Appealing ‘D.C.’ Shows Signs of Promise


The WB’s appealing new “D.C.” is about careerist Washingtonians in their 20s who are as distant from Monica Lewinsky as the Beltway is from Brentwood.

The drama doesn’t approach executive producer Dick Wolf’s best work, “Law & Order,” ever to be the benchmark against which his subsequent efforts will be judged.

Much closer, its five brownstone-sharing pals are “Friends” minus the goofiness, as they sometimes gather in front of the fire with their beer and popcorn looking like a commercial for L.L. Bean. Or better yet, this is “The West Wing” lite, where the federal government is a backdrop for featherless young characters whose callow life experiences to this point have not earned them the authority to join the capital’s gray suits in debating supreme issues of the day.

What they do initially ponder a lot, in addition to themselves, is the lifestyle of government, in ways that are often engaging as you wait for them to mature into characters able to hold your attention beyond a few episodes.


Two of these converging works-in-progress are best friends Mason (Gabriel Olds), a low-level worker for an influential Virginia senator, and Pete (Mark-Paul Gosselaar), an obscure lobbyist for something called Animals First.

After some entertaining skirmishes in the warrens of Congress, the Sunday premiere falls with a huge thud when the senator earnestly tells Mason, whose brief career is on the skids, that he’d give up everything “to be you right now.” Oh sure. Talk about cornball.

Yet “D.C.” is at its best, in the second episode, when Mason and Pete find themselves competing for the same State Department job, their once-sturdy friendship now coexisting tenuously with their intersecting ambitions.

There are some nice touches, too, in Mason’s relationship with his effervescent twin sister, Finley (Jacinda Barrett), who has left grad school to join him in D.C., much to the dismay of their parents. Also likable are the two remaining Georgetown housemates, lovers Sarah (Kristanna Loken), an emerging field producer at a CNN-style network, and Lewis (Daniel Sunjata), a Supreme Court clerk who so far is the show’s underdeveloped fifth wheel.

Exciting horizons before them, everyone in this brownstone is swell-looking and relatively unscarred. This is a WB series, after all. In 20 years, after accumulating baggage from lives lived, they may qualify for TV’s other series on the Potomac, “The West Wing.”

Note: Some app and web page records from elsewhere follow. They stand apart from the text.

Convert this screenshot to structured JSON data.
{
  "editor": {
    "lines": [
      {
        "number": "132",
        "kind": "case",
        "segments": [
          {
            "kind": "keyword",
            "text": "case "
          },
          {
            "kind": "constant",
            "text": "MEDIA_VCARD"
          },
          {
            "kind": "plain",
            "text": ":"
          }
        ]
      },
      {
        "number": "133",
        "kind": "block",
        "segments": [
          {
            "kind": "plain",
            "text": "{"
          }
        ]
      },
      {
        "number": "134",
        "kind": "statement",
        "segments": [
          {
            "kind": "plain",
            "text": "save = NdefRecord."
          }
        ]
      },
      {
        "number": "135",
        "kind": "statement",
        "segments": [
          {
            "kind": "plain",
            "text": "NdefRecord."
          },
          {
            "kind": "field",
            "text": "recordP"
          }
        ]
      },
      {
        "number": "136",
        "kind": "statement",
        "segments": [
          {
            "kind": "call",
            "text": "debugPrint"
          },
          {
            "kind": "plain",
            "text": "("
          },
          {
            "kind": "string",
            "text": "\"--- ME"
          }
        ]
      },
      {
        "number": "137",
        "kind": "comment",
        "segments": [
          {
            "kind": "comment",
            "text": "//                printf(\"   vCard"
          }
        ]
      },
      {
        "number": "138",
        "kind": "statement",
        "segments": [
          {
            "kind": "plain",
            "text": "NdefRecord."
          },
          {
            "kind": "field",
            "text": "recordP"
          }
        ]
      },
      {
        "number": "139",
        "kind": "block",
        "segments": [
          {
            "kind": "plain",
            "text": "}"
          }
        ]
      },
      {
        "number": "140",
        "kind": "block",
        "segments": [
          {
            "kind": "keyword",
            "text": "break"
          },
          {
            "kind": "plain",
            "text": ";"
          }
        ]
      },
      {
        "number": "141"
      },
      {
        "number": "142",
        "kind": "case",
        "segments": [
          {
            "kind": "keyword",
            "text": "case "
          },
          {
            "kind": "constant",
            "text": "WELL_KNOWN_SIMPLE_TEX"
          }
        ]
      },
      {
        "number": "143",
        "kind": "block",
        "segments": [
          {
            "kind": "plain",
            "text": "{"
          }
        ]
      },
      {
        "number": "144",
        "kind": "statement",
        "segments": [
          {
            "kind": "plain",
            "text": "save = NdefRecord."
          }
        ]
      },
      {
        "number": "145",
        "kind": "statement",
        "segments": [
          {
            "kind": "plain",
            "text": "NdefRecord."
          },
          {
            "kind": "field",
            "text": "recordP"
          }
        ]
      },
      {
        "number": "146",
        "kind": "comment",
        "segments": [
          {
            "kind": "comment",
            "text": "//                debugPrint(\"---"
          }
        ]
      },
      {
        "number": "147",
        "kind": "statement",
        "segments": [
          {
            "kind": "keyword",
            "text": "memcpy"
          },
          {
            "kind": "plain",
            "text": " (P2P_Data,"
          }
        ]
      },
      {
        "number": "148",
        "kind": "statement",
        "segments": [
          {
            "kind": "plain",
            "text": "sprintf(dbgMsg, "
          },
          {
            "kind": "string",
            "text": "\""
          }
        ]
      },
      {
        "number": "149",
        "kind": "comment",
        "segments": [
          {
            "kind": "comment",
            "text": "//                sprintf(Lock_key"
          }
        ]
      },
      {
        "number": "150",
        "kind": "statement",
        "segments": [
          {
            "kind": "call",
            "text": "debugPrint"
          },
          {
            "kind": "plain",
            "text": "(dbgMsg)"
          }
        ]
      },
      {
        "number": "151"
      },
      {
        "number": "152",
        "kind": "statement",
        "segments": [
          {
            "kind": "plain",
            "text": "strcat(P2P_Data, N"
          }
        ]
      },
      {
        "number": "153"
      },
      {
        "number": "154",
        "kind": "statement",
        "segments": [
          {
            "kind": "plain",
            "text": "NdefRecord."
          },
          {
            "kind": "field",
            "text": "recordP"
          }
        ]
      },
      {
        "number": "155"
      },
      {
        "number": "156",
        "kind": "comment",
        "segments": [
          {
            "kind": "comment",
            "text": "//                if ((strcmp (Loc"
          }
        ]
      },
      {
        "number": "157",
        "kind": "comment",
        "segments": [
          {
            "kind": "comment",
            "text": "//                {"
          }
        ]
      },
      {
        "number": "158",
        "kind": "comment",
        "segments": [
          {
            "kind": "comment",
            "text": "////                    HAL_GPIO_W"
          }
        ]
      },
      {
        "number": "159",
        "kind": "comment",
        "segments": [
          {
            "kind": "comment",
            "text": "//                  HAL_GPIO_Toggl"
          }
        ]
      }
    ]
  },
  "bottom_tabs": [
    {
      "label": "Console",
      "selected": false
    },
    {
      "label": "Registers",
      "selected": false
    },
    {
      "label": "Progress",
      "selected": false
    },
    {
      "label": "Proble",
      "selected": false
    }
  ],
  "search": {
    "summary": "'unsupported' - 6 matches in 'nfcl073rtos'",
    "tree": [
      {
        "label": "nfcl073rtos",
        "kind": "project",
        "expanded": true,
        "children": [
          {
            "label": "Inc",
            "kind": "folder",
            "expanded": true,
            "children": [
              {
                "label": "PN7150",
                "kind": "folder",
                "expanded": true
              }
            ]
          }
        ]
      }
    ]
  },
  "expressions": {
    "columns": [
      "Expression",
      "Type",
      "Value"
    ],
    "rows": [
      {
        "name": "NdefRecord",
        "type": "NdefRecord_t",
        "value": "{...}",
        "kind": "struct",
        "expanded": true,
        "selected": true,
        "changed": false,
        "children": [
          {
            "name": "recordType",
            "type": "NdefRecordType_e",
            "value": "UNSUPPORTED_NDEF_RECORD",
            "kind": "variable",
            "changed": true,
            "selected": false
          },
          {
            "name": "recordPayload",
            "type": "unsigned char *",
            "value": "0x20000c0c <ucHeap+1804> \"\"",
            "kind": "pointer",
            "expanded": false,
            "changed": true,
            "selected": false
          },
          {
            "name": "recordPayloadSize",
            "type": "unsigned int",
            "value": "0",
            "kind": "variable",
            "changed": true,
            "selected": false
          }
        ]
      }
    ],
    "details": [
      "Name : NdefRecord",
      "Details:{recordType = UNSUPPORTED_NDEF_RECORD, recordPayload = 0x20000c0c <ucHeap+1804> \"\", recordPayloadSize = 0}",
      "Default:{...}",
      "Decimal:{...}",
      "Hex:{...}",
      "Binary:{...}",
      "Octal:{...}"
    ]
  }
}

* “D.C.” can be seen Sundays at 8 p.m. on the WB. The network has rated it TV-PG-LD (may be unsuitable for young children with special advisories for coarse language and suggestive dialogue).